Problem: Among the entries that follow, find the lines containing the string "encontrar" and copy them.

Dataset records:

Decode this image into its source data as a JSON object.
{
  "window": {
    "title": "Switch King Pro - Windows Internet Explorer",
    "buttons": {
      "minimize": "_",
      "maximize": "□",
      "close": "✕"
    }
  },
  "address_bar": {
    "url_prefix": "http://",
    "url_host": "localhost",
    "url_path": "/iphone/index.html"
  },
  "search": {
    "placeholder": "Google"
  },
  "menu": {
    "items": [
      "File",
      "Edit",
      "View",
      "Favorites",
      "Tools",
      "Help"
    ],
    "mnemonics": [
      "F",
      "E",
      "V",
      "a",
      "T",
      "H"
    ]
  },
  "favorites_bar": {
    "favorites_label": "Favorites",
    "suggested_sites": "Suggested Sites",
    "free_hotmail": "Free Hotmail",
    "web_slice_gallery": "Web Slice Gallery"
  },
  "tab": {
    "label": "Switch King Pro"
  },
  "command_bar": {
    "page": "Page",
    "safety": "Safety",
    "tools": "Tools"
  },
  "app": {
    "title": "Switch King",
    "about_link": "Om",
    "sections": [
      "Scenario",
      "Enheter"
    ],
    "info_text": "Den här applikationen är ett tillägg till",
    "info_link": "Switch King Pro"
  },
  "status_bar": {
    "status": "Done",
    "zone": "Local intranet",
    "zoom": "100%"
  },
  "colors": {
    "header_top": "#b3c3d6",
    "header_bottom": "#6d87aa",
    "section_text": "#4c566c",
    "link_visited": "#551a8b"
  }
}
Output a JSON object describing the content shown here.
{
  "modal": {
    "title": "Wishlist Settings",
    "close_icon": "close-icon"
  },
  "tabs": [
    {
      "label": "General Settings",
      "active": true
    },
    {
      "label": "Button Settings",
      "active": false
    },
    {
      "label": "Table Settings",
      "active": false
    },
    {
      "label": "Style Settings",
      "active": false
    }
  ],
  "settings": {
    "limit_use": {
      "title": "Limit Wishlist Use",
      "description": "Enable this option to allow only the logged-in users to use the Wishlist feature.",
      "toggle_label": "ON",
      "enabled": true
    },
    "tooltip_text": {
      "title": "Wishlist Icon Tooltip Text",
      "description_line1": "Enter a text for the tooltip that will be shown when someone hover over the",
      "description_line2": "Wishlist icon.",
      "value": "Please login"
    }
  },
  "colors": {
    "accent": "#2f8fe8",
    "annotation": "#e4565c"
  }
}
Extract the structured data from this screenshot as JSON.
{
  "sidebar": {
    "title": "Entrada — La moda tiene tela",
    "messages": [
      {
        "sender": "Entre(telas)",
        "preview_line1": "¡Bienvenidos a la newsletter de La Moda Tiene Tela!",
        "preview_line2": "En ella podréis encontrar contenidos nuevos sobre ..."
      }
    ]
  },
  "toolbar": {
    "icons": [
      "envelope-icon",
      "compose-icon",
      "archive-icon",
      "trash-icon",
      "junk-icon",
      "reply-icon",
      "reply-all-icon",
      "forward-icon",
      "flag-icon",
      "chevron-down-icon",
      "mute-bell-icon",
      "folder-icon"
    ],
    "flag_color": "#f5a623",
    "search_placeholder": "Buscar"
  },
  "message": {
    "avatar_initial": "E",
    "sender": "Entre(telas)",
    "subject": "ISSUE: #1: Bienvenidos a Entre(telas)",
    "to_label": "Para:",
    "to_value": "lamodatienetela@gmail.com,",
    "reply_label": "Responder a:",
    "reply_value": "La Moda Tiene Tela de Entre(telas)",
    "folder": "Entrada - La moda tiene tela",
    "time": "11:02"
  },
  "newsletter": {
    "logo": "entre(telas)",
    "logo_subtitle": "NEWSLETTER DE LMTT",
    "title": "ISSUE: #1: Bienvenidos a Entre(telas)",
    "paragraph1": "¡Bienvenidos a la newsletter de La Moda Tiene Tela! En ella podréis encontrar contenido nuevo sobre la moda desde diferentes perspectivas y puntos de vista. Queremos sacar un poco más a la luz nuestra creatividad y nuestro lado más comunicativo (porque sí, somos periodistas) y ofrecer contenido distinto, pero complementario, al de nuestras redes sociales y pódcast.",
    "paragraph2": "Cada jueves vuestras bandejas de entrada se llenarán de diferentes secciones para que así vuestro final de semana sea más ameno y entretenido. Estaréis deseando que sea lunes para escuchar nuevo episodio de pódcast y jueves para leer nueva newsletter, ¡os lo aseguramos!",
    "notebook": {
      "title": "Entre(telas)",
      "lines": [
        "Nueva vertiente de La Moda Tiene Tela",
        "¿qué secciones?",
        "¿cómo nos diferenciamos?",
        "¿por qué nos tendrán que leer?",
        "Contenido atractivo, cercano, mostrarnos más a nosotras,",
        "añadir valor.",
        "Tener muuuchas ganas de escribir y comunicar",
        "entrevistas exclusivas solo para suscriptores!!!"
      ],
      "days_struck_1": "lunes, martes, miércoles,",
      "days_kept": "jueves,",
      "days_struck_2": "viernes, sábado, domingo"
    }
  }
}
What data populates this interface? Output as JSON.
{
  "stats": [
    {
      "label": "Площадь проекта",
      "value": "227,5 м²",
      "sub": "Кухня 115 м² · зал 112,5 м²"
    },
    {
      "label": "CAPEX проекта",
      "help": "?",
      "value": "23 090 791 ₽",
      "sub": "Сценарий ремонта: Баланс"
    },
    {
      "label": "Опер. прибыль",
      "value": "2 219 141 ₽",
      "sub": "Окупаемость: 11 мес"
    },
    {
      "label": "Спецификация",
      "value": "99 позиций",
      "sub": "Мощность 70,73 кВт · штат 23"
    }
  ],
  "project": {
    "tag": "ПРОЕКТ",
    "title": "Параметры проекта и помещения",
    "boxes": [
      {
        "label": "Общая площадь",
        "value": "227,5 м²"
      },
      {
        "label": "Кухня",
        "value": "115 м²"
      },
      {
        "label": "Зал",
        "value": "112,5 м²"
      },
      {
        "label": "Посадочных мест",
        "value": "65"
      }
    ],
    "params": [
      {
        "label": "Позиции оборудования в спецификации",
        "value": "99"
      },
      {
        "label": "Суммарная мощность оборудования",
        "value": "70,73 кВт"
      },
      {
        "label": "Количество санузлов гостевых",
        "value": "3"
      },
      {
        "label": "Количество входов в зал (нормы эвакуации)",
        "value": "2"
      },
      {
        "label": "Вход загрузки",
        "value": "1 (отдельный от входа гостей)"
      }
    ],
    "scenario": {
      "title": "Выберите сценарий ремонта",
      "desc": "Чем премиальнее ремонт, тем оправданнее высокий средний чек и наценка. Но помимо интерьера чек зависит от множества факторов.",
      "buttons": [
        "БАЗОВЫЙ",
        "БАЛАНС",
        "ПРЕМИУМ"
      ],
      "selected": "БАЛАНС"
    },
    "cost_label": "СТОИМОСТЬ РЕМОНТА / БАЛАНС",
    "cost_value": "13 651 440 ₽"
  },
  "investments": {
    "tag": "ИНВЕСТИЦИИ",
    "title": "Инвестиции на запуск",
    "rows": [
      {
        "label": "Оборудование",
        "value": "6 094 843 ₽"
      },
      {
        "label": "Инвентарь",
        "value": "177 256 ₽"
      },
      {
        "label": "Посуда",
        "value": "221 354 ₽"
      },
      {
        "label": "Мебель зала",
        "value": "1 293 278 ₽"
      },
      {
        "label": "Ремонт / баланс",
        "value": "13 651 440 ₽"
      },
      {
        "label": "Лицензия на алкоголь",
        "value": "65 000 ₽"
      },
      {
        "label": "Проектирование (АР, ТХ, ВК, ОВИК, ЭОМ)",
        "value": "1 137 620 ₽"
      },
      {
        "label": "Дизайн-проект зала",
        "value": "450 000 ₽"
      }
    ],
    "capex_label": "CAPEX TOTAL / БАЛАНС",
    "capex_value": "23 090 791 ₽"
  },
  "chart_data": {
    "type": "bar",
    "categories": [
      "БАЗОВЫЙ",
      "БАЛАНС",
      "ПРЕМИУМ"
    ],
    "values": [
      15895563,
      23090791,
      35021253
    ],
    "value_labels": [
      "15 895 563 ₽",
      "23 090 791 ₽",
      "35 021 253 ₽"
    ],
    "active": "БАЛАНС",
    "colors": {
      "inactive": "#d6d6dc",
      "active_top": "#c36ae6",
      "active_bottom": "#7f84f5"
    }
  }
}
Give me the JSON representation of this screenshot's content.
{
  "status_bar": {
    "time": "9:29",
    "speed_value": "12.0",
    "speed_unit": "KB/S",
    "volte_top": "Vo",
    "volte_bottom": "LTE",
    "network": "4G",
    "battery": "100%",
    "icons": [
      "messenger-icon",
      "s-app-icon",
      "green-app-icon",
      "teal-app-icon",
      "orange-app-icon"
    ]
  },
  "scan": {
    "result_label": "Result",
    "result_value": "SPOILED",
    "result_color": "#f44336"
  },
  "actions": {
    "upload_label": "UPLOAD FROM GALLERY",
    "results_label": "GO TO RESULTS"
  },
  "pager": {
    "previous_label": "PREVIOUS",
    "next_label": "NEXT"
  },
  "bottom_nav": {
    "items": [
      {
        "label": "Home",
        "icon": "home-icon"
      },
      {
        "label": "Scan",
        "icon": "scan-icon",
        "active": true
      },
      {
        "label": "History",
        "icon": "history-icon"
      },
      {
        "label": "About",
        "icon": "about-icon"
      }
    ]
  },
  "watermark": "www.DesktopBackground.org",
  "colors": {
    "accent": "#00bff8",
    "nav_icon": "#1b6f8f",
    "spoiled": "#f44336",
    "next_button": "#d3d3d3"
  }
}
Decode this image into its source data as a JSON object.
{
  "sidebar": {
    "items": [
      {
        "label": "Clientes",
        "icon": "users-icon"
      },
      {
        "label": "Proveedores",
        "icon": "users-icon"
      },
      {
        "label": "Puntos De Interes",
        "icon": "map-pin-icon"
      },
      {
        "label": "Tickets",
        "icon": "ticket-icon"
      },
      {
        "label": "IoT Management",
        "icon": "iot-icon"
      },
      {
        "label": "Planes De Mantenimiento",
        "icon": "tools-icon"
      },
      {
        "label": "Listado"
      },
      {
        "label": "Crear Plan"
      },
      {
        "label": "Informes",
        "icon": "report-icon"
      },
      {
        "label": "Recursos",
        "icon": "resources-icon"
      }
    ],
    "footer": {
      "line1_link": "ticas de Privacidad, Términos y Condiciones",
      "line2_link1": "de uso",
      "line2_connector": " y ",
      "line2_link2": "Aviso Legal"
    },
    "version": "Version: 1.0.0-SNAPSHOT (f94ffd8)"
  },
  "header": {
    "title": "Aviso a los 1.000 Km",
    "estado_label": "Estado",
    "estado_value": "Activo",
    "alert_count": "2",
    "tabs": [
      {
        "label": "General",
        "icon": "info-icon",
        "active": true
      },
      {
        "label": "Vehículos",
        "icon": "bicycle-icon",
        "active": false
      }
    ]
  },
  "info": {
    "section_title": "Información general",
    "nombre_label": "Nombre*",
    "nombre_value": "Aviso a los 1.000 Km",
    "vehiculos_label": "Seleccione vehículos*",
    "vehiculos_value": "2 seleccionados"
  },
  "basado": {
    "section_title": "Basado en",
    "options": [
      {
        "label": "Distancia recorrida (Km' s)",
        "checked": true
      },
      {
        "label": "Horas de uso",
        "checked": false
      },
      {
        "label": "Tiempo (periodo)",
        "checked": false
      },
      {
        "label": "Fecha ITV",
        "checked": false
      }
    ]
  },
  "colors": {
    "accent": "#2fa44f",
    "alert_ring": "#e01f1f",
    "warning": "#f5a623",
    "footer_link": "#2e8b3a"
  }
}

Solution to the exercise:
        "preview_line2": "En ella podréis encontrar contenidos nuevos sobre ..."
    "paragraph1": "¡Bienvenidos a la newsletter de La Moda Tiene Tela! En ella podréis encontrar contenido nuevo sobre la moda desde diferentes perspectivas y puntos de vista. Queremos sacar un poco más a la luz nuestra creatividad y nuestro lado más comunicativo (porque sí, somos periodistas) y ofrecer contenido distinto, pero complementario, al de nuestras redes sociales y pódcast.",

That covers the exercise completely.